• **Your assignment**: Give the data again in full, exactly as written below.

• **Record extracts**:

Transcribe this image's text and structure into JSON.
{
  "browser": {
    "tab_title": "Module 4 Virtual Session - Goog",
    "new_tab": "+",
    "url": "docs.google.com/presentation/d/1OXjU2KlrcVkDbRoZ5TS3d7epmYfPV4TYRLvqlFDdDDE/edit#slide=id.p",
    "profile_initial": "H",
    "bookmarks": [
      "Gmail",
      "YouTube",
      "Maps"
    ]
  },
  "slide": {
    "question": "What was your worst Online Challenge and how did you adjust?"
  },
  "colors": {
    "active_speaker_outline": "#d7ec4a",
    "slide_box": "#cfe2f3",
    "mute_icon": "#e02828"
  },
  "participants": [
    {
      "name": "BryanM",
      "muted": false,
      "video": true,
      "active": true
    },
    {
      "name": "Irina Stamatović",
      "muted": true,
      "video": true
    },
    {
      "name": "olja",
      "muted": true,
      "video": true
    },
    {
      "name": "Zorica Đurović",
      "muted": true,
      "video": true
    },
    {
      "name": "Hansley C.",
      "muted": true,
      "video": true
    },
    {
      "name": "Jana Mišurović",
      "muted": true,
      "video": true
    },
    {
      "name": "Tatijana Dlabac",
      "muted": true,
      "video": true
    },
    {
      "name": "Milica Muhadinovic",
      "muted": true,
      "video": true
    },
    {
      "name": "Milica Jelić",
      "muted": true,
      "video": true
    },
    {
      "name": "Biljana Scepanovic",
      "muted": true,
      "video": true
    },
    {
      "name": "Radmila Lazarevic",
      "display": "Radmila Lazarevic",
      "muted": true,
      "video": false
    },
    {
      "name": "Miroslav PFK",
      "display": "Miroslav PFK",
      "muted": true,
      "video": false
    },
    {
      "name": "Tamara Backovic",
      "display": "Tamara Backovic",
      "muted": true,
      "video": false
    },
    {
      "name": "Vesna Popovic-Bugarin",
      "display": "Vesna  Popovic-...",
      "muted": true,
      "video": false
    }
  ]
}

• **Solution to this problem**:
Transcribe this image's text and structure into JSON.
{
  "browser": {
    "tab_title": "Module 4 Virtual Session - Goog",
    "new_tab": "+",
    "url": "docs.google.com/presentation/d/1OXjU2KlrcVkDbRoZ5TS3d7epmYfPV4TYRLvqlFDdDDE/edit#slide=id.p",
    "profile_initial": "H",
    "bookmarks": [
      "Gmail",
      "YouTube",
      "Maps"
    ]
  },
  "slide": {
    "question": "What was your worst Online Challenge and how did you adjust?"
  },
  "colors": {
    "active_speaker_outline": "#d7ec4a",
    "slide_box": "#cfe2f3",
    "mute_icon": "#e02828"
  },
  "participants": [
    {
      "name": "BryanM",
      "muted": false,
      "video": true,
      "active": true
    },
    {
      "name": "Irina Stamatović",
      "muted": true,
      "video": true
    },
    {
      "name": "olja",
      "muted": true,
      "video": true
    },
    {
      "name": "Zorica Đurović",
      "muted": true,
      "video": true
    },
    {
      "name": "Hansley C.",
      "muted": true,
      "video": true
    },
    {
      "name": "Jana Mišurović",
      "muted": true,
      "video": true
    },
    {
      "name": "Tatijana Dlabac",
      "muted": true,
      "video": true
    },
    {
      "name": "Milica Muhadinovic",
      "muted": true,
      "video": true
    },
    {
      "name": "Milica Jelić",
      "muted": true,
      "video": true
    },
    {
      "name": "Biljana Scepanovic",
      "muted": true,
      "video": true
    },
    {
      "name": "Radmila Lazarevic",
      "display": "Radmila Lazarevic",
      "muted": true,
      "video": false
    },
    {
      "name": "Miroslav PFK",
      "display": "Miroslav PFK",
      "muted": true,
      "video": false
    },
    {
      "name": "Tamara Backovic",
      "display": "Tamara Backovic",
      "muted": true,
      "video": false
    },
    {
      "name": "Vesna Popovic-Bugarin",
      "display": "Vesna  Popovic-...",
      "muted": true,
      "video": false
    }
  ]
}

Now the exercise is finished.